I had a wonderful response to my honest-yet-uncomfortable blog post about writing jealousy. I loved everyone’s comments and the fact that for writers and other creatives, jealousy can be an uncomfortable truth. Here’s how I combat that problem.
In that post, I mentioned that I would share what I do to attain my writing/life goals. It’s something I started about 3 years ago at the end of the year, and since the new year is just around the corner, I’ll do it again. I first learned these goal exercises from a women’s writing group, which helped me immensely. I’m breaking up this post into 2 parts.
For this exercise, I created a Word document you can use (click here). I normally just write these dates and months in my journal. Feel free to use whatever method works best for you. To start, write down all the months from 2010 and then 2011. January 2010, February 2010, March 2010, etc. Then repeat with 2011. In the 2010 column, write down in each month significant events that happened to you, whether it be writing related or personal. Like for me, I moved to the Bay Area in April 2010 and our house in LA sold in July 2010 so I would write these events down next to the appropriate month. Write down everything, good and bad.
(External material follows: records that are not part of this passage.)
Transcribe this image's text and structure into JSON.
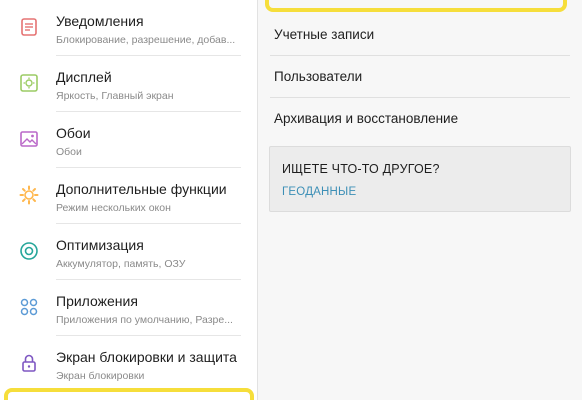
{
  "left_menu": {
    "items": [
      {
        "icon": "notifications-icon",
        "title": "Уведомления",
        "subtitle": "Блокирование, разрешение, добав...",
        "color": "#e57373"
      },
      {
        "icon": "display-icon",
        "title": "Дисплей",
        "subtitle": "Яркость, Главный экран",
        "color": "#9ccc65"
      },
      {
        "icon": "wallpaper-icon",
        "title": "Обои",
        "subtitle": "Обои",
        "color": "#ba68c8"
      },
      {
        "icon": "advanced-features-icon",
        "title": "Дополнительные функции",
        "subtitle": "Режим нескольких окон",
        "color": "#ffb74d"
      },
      {
        "icon": "optimization-icon",
        "title": "Оптимизация",
        "subtitle": "Аккумулятор, память, ОЗУ",
        "color": "#26a69a"
      },
      {
        "icon": "apps-icon",
        "title": "Приложения",
        "subtitle": "Приложения по умолчанию, Разре...",
        "color": "#5c9bd6"
      },
      {
        "icon": "lock-icon",
        "title": "Экран блокировки и защита",
        "subtitle": "Экран блокировки",
        "color": "#7e57c2"
      }
    ]
  },
  "right_panel": {
    "items": [
      {
        "title": "Учетные записи"
      },
      {
        "title": "Пользователи"
      },
      {
        "title": "Архивация и восстановление"
      }
    ],
    "card": {
      "title": "ИЩЕТЕ ЧТО-ТО ДРУГОЕ?",
      "link": "ГЕОДАННЫЕ"
    }
  },
  "colors": {
    "highlight": "#f6de3b",
    "link": "#3c8fb6"
  }
}
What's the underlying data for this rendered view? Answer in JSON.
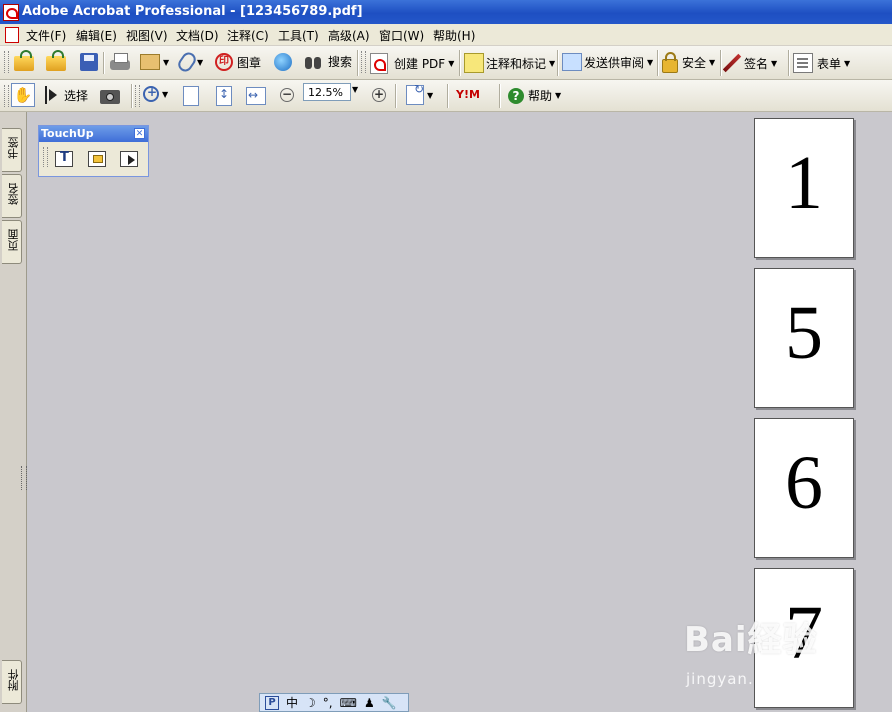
{
  "window": {
    "title": "Adobe Acrobat Professional - [123456789.pdf]"
  },
  "menu": {
    "items": [
      "文件(F)",
      "编辑(E)",
      "视图(V)",
      "文档(D)",
      "注释(C)",
      "工具(T)",
      "高级(A)",
      "窗口(W)",
      "帮助(H)"
    ]
  },
  "toolbar1": {
    "stamp_label": "图章",
    "search_label": "搜索",
    "create_pdf_label": "创建 PDF",
    "comment_label": "注释和标记",
    "review_label": "发送供审阅",
    "security_label": "安全",
    "sign_label": "签名",
    "forms_label": "表单"
  },
  "toolbar2": {
    "select_label": "选择",
    "zoom_value": "12.5%",
    "yahoo_label": "Y!M",
    "help_label": "帮助"
  },
  "touchup": {
    "title": "TouchUp"
  },
  "nav_tabs": {
    "bookmarks": "书签",
    "signatures": "签名",
    "pages": "页面",
    "attachments": "附件"
  },
  "pages": [
    "1",
    "5",
    "6",
    "7"
  ],
  "watermark": {
    "logo": "Bai経验",
    "url": "jingyan.baidu.com"
  },
  "ime": {
    "p": "P",
    "zh": "中"
  },
  "colors": {
    "titlebar": "#2457c9",
    "workspace": "#c9c8cd",
    "toolbar": "#ece9d8"
  }
}
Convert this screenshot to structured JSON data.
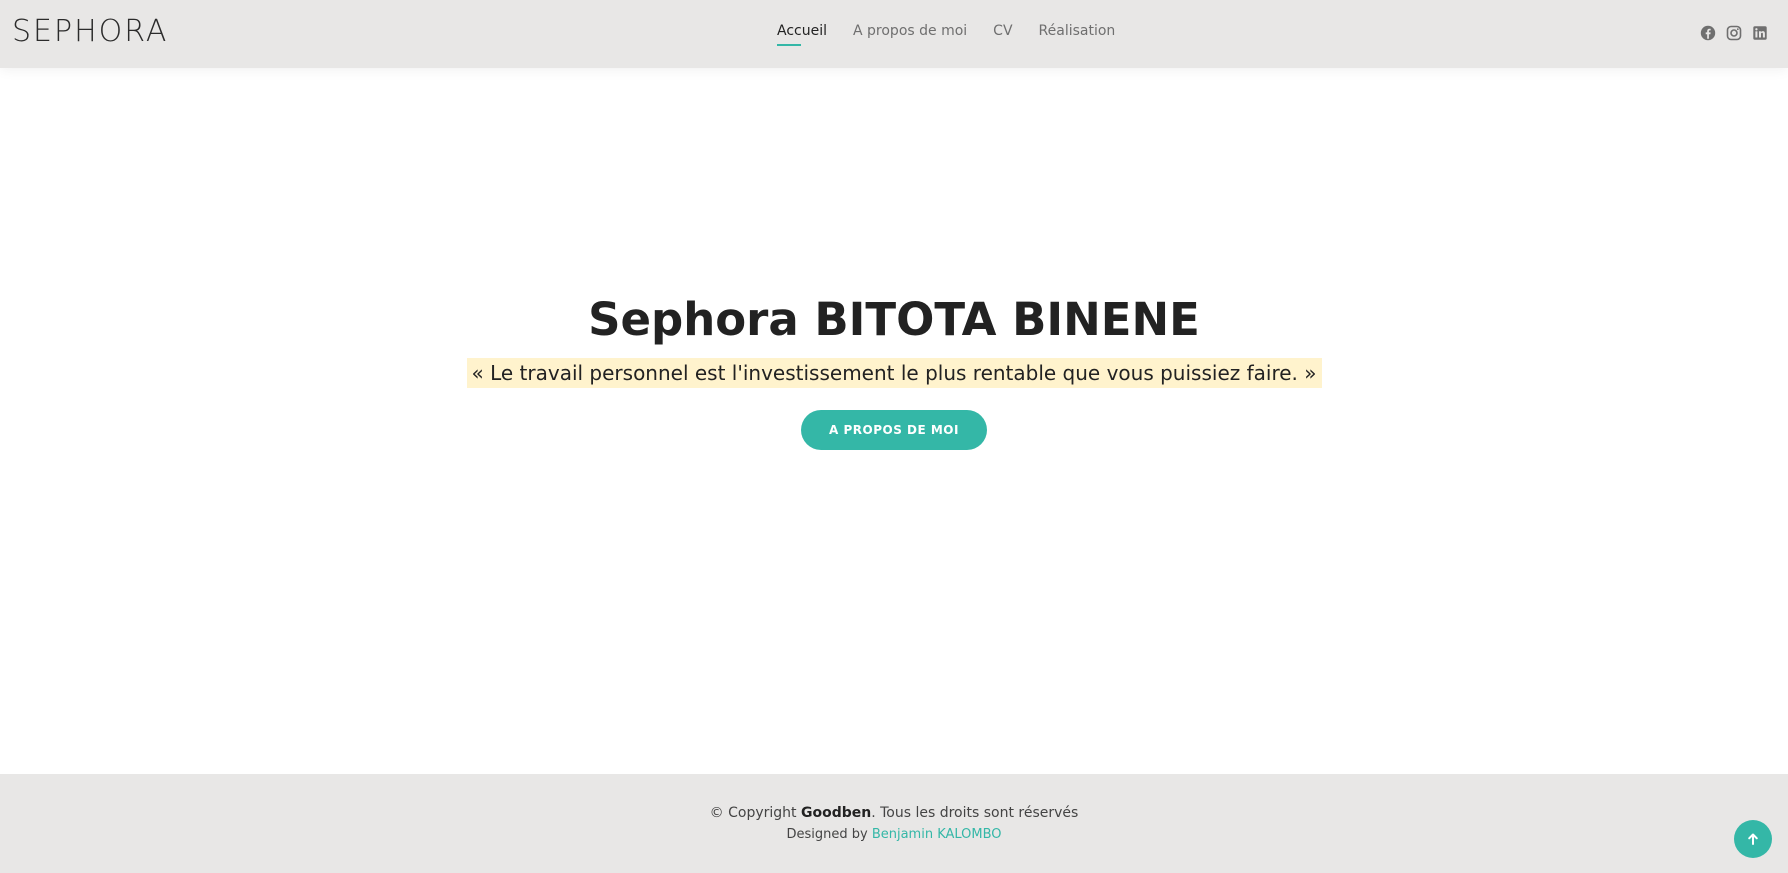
{
  "header": {
    "logo": "SEPHORA",
    "nav": [
      {
        "label": "Accueil",
        "active": true
      },
      {
        "label": "A propos de moi",
        "active": false
      },
      {
        "label": "CV",
        "active": false
      },
      {
        "label": "Réalisation",
        "active": false
      }
    ],
    "social_icons": [
      "facebook-icon",
      "instagram-icon",
      "linkedin-icon"
    ]
  },
  "hero": {
    "title": "Sephora BITOTA BINENE",
    "quote": "« Le travail personnel est l'investissement le plus rentable que vous puissiez faire. »",
    "button_label": "A PROPOS DE MOI"
  },
  "footer": {
    "copyright_prefix": "© Copyright ",
    "brand": "Goodben",
    "copyright_suffix": ". Tous les droits sont réservés",
    "designed_by": "Designed by ",
    "designer": "Benjamin KALOMBO"
  },
  "colors": {
    "accent": "#34b7a7",
    "header_background": "#e8e7e6",
    "footer_background": "#e8e7e6",
    "quote_highlight": "#fff3cd"
  }
}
Then for the coming year, jot down things you’d like to achieve in those coming months. Yes, I know you have no idea what you’re even doing this weekend, let alone August 2011, but trust me, just write down notes to yourself. Even if some months are blank. Like for me, I want to finish an outline of a new YA book by February 2011, so that’s what I’d write down.
Now that you’ve written everything down, take a look at yourself and give yourself a pat on the back. Look at how much you’ve accomplished in 2010 and overcame and look what you have to look forward to in 2011. When a new year rolls around, we tend to think about 1) losing weight 2) doing better 3) what we don’t have. With this exercise, you’re reflecting back on what you have done and what you will achieve. It’s much more helpful to say, “This year, I finished a draft of my book, celebrated a wedding anniversary, and traveled to Europe,” than to say, “I want to lose 25 pounds next year.”
I think what’s been the most helpful to me is to celebrate my accomplishments. My very own, not somebody else’s. I’m very much the person who is planning 10 steps ahead rather than looking back and saying, hey I did that, cool. This exercise helps me refocus my goals and see what I have achieved and what I want to achieve. I hope this helps you too.
Special thanks to SJ Hodges and the Wednesday Writers Group for introducing me to this easy yet wonderful writing exercise.